WHAT YOU ARE ASKED TO DO:
Within the records, which lines hold the string "replies"? Report each one by copying it.

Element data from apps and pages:
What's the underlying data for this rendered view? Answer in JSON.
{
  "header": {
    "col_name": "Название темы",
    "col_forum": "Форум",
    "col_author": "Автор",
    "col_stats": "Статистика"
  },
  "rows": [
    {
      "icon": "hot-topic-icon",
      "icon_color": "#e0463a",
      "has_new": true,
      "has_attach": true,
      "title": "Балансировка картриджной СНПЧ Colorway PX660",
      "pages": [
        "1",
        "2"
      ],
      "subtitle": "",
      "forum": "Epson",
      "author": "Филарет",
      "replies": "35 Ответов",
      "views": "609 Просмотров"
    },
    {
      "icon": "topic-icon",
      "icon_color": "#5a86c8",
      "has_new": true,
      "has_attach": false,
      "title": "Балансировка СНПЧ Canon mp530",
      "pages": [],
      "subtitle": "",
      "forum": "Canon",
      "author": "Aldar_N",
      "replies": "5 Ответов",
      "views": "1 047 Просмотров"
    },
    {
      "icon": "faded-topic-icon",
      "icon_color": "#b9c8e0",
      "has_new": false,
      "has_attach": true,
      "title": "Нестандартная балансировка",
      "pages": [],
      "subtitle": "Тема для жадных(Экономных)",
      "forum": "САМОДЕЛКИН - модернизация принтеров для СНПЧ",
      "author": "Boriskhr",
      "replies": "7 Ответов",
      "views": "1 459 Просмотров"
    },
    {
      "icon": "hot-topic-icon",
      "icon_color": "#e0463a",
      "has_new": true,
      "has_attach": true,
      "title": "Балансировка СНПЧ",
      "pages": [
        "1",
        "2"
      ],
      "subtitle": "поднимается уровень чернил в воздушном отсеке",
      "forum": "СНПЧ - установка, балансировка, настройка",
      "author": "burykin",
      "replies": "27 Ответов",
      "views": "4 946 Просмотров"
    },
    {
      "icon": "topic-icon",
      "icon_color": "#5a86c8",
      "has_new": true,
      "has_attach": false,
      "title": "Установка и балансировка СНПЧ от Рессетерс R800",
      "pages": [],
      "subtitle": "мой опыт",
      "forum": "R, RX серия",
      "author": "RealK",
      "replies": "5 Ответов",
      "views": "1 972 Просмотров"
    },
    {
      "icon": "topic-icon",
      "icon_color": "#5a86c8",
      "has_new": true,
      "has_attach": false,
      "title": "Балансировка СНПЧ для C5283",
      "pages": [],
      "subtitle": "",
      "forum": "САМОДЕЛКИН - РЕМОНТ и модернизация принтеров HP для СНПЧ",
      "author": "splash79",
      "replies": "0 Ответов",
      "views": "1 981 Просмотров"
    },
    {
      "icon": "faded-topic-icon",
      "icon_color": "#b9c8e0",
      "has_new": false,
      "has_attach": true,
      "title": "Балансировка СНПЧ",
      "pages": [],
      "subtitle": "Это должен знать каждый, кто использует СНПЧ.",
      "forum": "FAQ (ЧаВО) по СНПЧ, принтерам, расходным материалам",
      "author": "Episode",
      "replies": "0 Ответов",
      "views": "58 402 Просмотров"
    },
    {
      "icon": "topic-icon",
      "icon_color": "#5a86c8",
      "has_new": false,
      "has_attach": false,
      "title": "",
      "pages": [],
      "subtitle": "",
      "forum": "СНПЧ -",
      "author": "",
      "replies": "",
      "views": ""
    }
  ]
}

SOLVED EXERCISE:
      "replies": "35 Ответов",
      "replies": "5 Ответов",
      "replies": "7 Ответов",
      "replies": "27 Ответов",
      "replies": "5 Ответов",
      "replies": "0 Ответов",
      "replies": "0 Ответов",
      "replies": "",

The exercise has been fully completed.